After his work with the Navy, Zarem led the Southern California division of the Stanford Research Institute, conducting technological and economic studies related to land development, regional economic growth, air pollution, and other topics. In 1956, he founded Electro-Optical Systems (EOS), a company which developed a range of products for the U.S. government, including the “world’s first practical ion engine”—an experimental, high-energy thruster for spacecraft, a model of which now resides at the Smithsonian Institution. In his book America’s Leap Into Space: My Time at JPL and the First Explorer Satellites, Henry Richter (BS ’52, PhD ’56), who worked with Zarem at EOS, recalled him as an “unforgettable character” with “inexhaustible energy” who was constantly producing new ideas and devices. On their trips to Washington looking for projects and business at the Pentagon and other agencies, Richter wrote, “Dr. Zarem knew everyone and everyone knew him.”
Beginning in 1963, Zarem served as vice president and then senior vice president at Xerox Corporation, which had acquired EOS, overseeing acquisitions and business development. He left in 1970 to start a consulting business but returned as founder and CEO of the Xerox Development Corporation in 1975. Later, he served as founder and managing director of Frontier Associates, a strategic business management and development consultancy.
Throughout his life, Zarem served as an adviser and board member for various academic, governmental, and cultural institutions.
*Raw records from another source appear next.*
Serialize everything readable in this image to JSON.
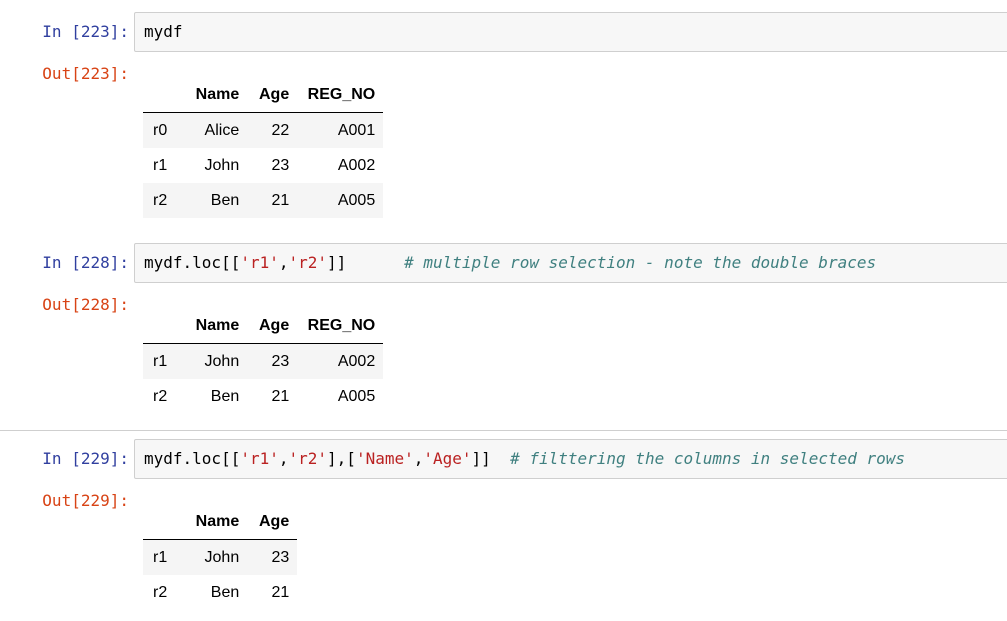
{
  "cells": [
    {
      "in_prompt": "In [223]:",
      "code_plain": "mydf",
      "out_prompt": "Out[223]:",
      "table": {
        "columns": [
          "Name",
          "Age",
          "REG_NO"
        ],
        "rows": [
          {
            "index": "r0",
            "cells": [
              "Alice",
              "22",
              "A001"
            ]
          },
          {
            "index": "r1",
            "cells": [
              "John",
              "23",
              "A002"
            ]
          },
          {
            "index": "r2",
            "cells": [
              "Ben",
              "21",
              "A005"
            ]
          }
        ]
      }
    },
    {
      "in_prompt": "In [228]:",
      "code_prefix": "mydf.loc[[",
      "code_str1": "'r1'",
      "code_sep1": ",",
      "code_str2": "'r2'",
      "code_suffix": "]]",
      "code_comment": "# multiple row selection - note the double braces",
      "out_prompt": "Out[228]:",
      "table": {
        "columns": [
          "Name",
          "Age",
          "REG_NO"
        ],
        "rows": [
          {
            "index": "r1",
            "cells": [
              "John",
              "23",
              "A002"
            ]
          },
          {
            "index": "r2",
            "cells": [
              "Ben",
              "21",
              "A005"
            ]
          }
        ]
      }
    },
    {
      "in_prompt": "In [229]:",
      "code_prefix": "mydf.loc[[",
      "code_str1": "'r1'",
      "code_sep1": ",",
      "code_str2": "'r2'",
      "code_mid": "],[",
      "code_str3": "'Name'",
      "code_sep2": ",",
      "code_str4": "'Age'",
      "code_suffix": "]]",
      "code_comment": "# filttering the columns in selected rows",
      "out_prompt": "Out[229]:",
      "table": {
        "columns": [
          "Name",
          "Age"
        ],
        "rows": [
          {
            "index": "r1",
            "cells": [
              "John",
              "23"
            ]
          },
          {
            "index": "r2",
            "cells": [
              "Ben",
              "21"
            ]
          }
        ]
      }
    }
  ]
}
For example, he was distinguished visiting executive in science and technology and senior adviser on technology transfer and commercialization for the Jet Propulsion Laboratory (JPL), which Caltech manages for NASA; distinguished senior adviser for neuroscience technology transfer for the UCLA Brain Research Institute; and a life trustee of the Los Angeles Opera. In addition to his Distinguished Alumni Award, which Caltech bestowed on him in 1969, he received many other honors, including honorary doctorates from the University of California, Santa Cruz, and the Illinois Institute of Technology. In 1987, he was elected to the National Academy of Engineering “for distinguished achievements in developing and applying space power and propulsion devices, and for creation of sophisticated electro-optical night vision equipment.”
Robert Hanisee, a longtime executive at Trust Company of the West (now TCW Group), an asset management firm, knew Zarem for more than 50 years and was recruited by him for a number of projects, including serving on a Commercial Advisory Council for JPL. Reflecting on his life, Hanisee calls Zarem a Renaissance man, citing his scientific and professional accomplishments, mentorship of budding technologists and entrepreneurs, and support of the arts. He adds, “Abe was one of those larger-than-life characters whose simple presence could light up a room.”
Zarem is also remembered as a proud alumnus of Caltech, intimately familiar with its history and enthusiastic about its multidisciplinary approach to science and engineering. “Abe Zarem was instrumental in instilling in me and many others a vision for the future of science and technology which Caltech was singularly prepared to undertake,” says Mark Reinecke, a former senior director of development at the Institute. “It was a privilege to spend time with Dr. Zarem, a man and scholar of abundant energy and ideas.”
His survivors include his wife Esther and their children, Janet, David, and Mark.